Wagner, who is the master of the short ball, doesn’t want to be seen as "a one-trick pony" and he is aiming to do the best to break into the Black Caps’ limited-overs squad after having a brilliant outing for Essex in the Royal London One-Day Cup in England.
Since making his Test debut in July 2012, Wagner has played 36 Tests and has picked up 149 wickets for New Zealand, but hasn't been awarded a chance in ODIs and T20Is despite his more than 100 List A appearances. However, he is still dreaming of playing White-ball game for New Zealand.

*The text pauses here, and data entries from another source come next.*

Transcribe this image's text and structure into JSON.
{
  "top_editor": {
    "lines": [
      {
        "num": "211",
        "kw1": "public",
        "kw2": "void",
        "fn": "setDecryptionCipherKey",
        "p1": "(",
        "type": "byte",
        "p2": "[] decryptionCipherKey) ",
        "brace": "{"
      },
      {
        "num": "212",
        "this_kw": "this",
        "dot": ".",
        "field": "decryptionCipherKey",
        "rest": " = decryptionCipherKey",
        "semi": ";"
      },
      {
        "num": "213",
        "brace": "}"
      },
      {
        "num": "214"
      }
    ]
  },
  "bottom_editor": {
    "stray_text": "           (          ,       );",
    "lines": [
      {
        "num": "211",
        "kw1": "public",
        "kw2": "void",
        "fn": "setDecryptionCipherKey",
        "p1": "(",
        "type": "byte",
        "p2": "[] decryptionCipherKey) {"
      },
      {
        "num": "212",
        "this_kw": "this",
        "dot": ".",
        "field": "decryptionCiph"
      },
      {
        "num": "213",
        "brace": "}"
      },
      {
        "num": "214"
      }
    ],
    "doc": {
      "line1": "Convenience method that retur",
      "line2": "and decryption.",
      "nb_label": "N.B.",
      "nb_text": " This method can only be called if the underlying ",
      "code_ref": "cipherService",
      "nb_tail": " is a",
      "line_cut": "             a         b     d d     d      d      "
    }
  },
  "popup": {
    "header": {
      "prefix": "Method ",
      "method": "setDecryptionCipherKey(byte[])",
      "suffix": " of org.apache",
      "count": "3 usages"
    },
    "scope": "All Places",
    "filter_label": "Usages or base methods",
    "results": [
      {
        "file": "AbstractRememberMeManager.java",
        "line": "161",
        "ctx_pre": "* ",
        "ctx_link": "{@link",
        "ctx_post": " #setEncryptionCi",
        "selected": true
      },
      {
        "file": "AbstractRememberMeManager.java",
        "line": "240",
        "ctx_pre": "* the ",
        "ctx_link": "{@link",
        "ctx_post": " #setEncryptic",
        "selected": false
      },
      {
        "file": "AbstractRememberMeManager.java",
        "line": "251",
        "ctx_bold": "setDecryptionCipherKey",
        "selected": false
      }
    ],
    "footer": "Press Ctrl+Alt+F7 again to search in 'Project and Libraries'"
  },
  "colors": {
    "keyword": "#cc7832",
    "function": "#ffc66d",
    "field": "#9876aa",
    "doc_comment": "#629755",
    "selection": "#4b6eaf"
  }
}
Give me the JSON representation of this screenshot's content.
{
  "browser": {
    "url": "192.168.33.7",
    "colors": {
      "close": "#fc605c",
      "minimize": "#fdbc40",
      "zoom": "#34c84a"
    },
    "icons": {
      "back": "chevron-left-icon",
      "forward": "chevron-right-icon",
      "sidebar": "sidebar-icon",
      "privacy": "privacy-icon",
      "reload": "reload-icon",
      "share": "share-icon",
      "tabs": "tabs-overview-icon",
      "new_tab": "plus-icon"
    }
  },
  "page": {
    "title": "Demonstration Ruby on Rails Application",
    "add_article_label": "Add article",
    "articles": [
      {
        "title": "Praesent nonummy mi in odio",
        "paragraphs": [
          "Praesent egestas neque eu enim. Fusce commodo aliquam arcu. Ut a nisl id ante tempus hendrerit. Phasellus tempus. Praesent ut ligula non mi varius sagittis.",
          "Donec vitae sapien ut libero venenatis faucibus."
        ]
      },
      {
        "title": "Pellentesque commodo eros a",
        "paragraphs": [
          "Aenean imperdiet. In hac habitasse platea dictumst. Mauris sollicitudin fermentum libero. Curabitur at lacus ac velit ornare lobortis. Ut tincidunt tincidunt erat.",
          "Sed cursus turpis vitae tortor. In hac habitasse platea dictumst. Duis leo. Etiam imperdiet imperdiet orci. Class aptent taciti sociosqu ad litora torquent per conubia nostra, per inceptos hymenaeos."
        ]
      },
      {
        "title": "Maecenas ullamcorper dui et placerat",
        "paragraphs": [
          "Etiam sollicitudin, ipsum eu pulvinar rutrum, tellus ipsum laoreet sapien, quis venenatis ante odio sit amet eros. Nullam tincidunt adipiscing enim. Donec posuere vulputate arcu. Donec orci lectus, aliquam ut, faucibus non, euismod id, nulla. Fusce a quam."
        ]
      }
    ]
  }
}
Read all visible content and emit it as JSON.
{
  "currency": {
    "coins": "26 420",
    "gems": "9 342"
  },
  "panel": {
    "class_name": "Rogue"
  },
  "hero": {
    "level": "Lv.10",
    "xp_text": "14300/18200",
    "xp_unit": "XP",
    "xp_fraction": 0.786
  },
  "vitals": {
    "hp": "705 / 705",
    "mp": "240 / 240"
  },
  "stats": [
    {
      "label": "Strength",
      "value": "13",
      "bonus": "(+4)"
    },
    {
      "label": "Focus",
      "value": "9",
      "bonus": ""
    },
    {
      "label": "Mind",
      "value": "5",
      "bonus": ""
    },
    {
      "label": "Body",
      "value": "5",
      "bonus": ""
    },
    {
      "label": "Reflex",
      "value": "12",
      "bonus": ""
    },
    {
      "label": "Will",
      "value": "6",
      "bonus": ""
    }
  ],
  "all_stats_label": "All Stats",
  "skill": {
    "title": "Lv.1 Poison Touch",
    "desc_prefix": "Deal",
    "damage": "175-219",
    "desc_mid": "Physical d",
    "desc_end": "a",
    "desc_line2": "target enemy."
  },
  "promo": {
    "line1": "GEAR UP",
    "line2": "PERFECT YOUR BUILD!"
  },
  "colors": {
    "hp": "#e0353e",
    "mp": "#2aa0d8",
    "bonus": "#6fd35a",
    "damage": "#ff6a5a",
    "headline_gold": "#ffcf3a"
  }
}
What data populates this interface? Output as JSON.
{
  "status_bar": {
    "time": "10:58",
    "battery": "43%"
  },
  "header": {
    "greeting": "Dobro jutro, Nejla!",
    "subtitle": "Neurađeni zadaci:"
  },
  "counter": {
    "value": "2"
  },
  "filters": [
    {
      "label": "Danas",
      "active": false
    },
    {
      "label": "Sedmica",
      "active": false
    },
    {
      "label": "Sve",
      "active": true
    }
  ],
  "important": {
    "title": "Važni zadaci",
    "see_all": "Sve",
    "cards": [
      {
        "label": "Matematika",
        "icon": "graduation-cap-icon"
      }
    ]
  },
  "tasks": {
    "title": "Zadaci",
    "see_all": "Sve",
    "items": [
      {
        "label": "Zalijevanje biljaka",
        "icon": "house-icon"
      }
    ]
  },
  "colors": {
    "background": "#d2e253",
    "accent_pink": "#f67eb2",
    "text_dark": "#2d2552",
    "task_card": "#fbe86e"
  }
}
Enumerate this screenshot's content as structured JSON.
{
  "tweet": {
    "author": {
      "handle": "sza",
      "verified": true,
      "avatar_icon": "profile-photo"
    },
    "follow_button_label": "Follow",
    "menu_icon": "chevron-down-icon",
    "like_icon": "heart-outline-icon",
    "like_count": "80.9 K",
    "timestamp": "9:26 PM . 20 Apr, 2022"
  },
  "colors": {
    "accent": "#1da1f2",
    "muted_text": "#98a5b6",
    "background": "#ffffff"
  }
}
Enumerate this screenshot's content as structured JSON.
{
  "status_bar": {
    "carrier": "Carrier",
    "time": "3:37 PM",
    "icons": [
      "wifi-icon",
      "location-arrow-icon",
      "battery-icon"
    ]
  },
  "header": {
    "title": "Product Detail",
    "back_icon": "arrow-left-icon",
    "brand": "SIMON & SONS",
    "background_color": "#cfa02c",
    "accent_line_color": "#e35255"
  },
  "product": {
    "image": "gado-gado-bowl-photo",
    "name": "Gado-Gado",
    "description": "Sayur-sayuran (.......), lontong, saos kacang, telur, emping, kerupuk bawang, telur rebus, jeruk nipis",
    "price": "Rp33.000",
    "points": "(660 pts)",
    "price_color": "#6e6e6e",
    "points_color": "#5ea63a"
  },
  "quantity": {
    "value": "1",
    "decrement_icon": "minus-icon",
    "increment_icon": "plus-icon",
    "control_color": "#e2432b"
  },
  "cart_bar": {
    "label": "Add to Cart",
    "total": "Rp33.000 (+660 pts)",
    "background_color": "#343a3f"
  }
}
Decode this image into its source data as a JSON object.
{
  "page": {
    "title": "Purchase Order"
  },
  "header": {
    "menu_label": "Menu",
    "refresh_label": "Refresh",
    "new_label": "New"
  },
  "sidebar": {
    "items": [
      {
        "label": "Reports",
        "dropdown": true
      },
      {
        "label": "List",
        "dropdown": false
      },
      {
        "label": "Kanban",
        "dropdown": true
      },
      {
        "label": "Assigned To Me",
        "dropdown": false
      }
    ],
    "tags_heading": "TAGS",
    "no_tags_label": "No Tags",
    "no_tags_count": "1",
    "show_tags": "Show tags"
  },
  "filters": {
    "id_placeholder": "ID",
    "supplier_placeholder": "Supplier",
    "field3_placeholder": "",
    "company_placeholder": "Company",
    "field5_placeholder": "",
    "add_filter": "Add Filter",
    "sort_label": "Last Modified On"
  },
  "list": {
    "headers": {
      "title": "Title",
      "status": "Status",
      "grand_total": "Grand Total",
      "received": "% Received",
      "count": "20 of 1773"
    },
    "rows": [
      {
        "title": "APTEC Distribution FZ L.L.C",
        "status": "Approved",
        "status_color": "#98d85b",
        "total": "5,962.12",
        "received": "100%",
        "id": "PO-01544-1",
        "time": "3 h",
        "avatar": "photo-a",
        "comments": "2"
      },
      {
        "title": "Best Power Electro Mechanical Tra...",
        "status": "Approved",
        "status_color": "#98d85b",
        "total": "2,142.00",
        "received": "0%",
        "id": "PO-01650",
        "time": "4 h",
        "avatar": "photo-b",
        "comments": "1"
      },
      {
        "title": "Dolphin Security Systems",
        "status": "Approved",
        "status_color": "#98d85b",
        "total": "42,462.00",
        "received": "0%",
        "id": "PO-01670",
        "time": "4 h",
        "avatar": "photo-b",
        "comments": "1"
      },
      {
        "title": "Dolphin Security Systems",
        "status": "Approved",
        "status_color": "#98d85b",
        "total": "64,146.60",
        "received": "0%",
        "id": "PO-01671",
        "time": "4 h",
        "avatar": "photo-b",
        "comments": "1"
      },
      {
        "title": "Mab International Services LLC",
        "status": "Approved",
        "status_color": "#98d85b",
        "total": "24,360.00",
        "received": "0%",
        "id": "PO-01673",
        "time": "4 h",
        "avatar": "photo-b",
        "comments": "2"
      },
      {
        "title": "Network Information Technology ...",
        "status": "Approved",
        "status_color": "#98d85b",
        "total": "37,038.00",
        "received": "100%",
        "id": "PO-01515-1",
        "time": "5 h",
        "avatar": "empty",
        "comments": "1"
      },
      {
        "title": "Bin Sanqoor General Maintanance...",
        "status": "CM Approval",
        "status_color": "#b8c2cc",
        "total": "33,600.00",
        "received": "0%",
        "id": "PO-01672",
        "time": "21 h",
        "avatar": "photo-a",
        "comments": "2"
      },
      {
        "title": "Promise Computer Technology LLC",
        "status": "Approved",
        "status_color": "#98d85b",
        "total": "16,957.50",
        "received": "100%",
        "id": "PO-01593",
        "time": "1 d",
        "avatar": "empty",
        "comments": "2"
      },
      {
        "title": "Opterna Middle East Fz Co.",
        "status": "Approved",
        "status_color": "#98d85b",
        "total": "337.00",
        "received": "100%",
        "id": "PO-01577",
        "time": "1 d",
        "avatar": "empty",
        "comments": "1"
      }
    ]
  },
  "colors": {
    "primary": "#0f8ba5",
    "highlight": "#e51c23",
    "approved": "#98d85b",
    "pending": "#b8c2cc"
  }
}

Wagner told stuff.co.nz on Tuesday (October 16), “It [white-ball cricket] is something that I've always wanted in my life. I think there was a period of time where I put way too much pressure on myself in wanting to achieve it too much, and trying too hard to get there, and felt like I had to set the world on fire. And the more you tried the less success you hand.”
On his bowling, the paceman added, “It's something that I've always bowled, in my whole career. My short ball has always been a weapon for me. It wasn't till we went through a period where conditions were either not suitable to swing bowling, or the ball would get soft at times and there was just not a lot offering when you did pitch it up on a good area and batters look settled. So you had to find different methods. When it's required to bowl a good line and length, and either restrict or attack and be aggressive in different areas, to be able to do that too, and be consistent while doing it.”
He further added, "You don't want to be seen as a one-trick pony. For me, it's when the conditions are right and it's asked for, I know I can fall to that. And then also when it's required to bowl a good line and length, and either restrict or attack and be aggressive in different areas, to be able to do that too and be consistent while doing it."
Meanwhile, Wagner is well aware of the fact that there are fewer chances for him to play limited overs game for his country as he is getting older day by day, turning 33 next March, and emergence of new talent and they have already a well-built line-up at the moment, he has to wait for it, if come in the future.
Wagner signed off by saying, “Sometimes I feel like I am dreaming, because it's probably not going to happen, and I'm not getting any younger, and the guys there have been doing an amazing job. If I pay too much attention to that you sort of lose focus on the things you do well, so for me it's just to keep contributing and doing what I do best, and hopefully that opportunity arises.”
(Input: Stuff Sport New Zealand)